The iconic Honus Wagner T206 baseball card has regained its throne as the most expensive sports trading card ever sold after going for $6.6 million in an auction Sunday night.
Darren Rovell of the Action Network reported the Wagner T206 is exceedingly rare, with only three graded by SGC and four by PSA of equal or higher quality, which is why it was able to break the record despite an otherwise mundane grade of a three out of 10.
Here's the updated top five sports trading values, via Rovell:
1. Honus Wagner (T206, $6.6 million)
T-2. Mickey Mantle (1952 Topps, $5.2 million)
T-2. LeBron James (2003-04 Upper Deck Rookie Patch Autograph; $5.2 million)
4. Luka Doncic (1:1 Logoman Autograph, $4.6 million)
5. Patrick Mahomes (2017 Rookie Auto BGS 8.5; $4.3 million)
Other Wagner T206 cards also hold the No. 7 ($3.75 million), No. 9 ($3.7 million) and No. 10 ($3.1 million) spots on the all-time list.
Author Dave Jamieson, who wrote a book on trading cards as collectibles, told ESPN's Dan Hajducky and Tisha Thompson the fact the card is nearly undisputed as the most valuable baseball card has helped it remain ultra coveted over the years.
"Something Michael Gidwitz, who sold the first million-dollar Wagner, said that made an impression on me was how, in fine art, if you ask a bunch of modern art curators, 'What's the greatest work of modern art?' they all have different opinions," Jamieson said. "There's not much discussion when it comes to baseball cards: It's the T206 Wagner."

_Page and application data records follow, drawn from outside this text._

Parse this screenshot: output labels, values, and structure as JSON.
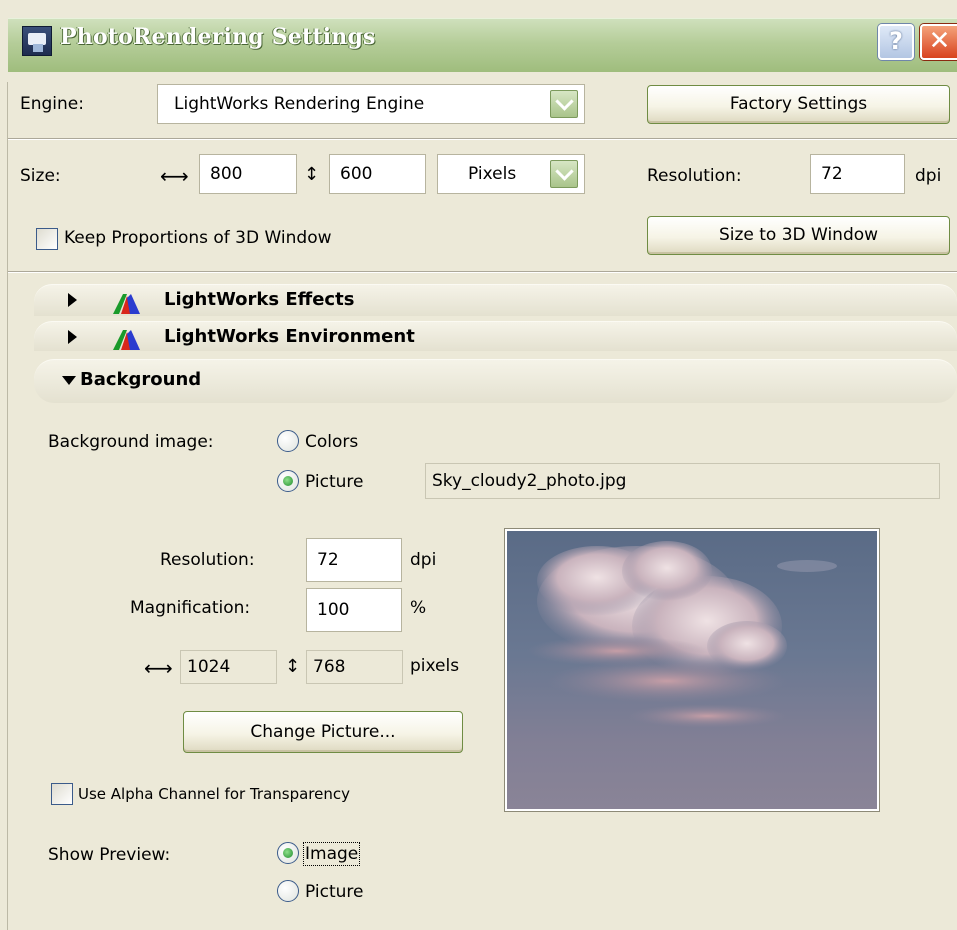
{
  "window": {
    "title": "PhotoRendering Settings",
    "help_label": "?",
    "close_label": "✕"
  },
  "engine": {
    "label": "Engine:",
    "value": "LightWorks Rendering Engine",
    "factory_button": "Factory Settings"
  },
  "size": {
    "label": "Size:",
    "width_icon": "horizontal-arrows",
    "width": "800",
    "height_icon": "vertical-arrows",
    "height": "600",
    "unit": "Pixels",
    "resolution_label": "Resolution:",
    "resolution": "72",
    "resolution_unit": "dpi",
    "keep_proportions_label": "Keep Proportions of 3D Window",
    "keep_proportions_checked": false,
    "size_to_window_button": "Size to 3D Window"
  },
  "sections": [
    {
      "title": "LightWorks Effects",
      "expanded": false
    },
    {
      "title": "LightWorks Environment",
      "expanded": false
    },
    {
      "title": "Background",
      "expanded": true
    }
  ],
  "background": {
    "image_label": "Background image:",
    "options": [
      "Colors",
      "Picture"
    ],
    "selected": "Picture",
    "picture_file": "Sky_cloudy2_photo.jpg",
    "resolution_label": "Resolution:",
    "resolution": "72",
    "resolution_unit": "dpi",
    "magnification_label": "Magnification:",
    "magnification": "100",
    "magnification_unit": "%",
    "pixel_width": "1024",
    "pixel_height": "768",
    "pixel_unit": "pixels",
    "change_picture_button": "Change Picture...",
    "alpha_label": "Use Alpha Channel for Transparency",
    "alpha_checked": false,
    "show_preview_label": "Show Preview:",
    "preview_options": [
      "Image",
      "Picture"
    ],
    "preview_selected": "Image"
  },
  "colors": {
    "titlebar": "#9fbd7d",
    "dialog_bg": "#ECE9D8",
    "close_button": "#d8431e"
  }
}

In addition, the trading card industry has gone through a resurgent boom throughout the COVID-19 pandemic, both in terms of sports cards and other collectible cards such as Pokemon.
One of the most intriguing questions was whether the Wagner card could survive another test of its longstanding value as more people entered the hobby, and cards featuring other players from other eras like Mantle or modern-day stars like James, Tom Brady and Mahomes started to receive more interest.
The answer for the T206 featuring the eight-time NL batting champion and 1909 World Series winner with the Pittsburgh Pirates is yes.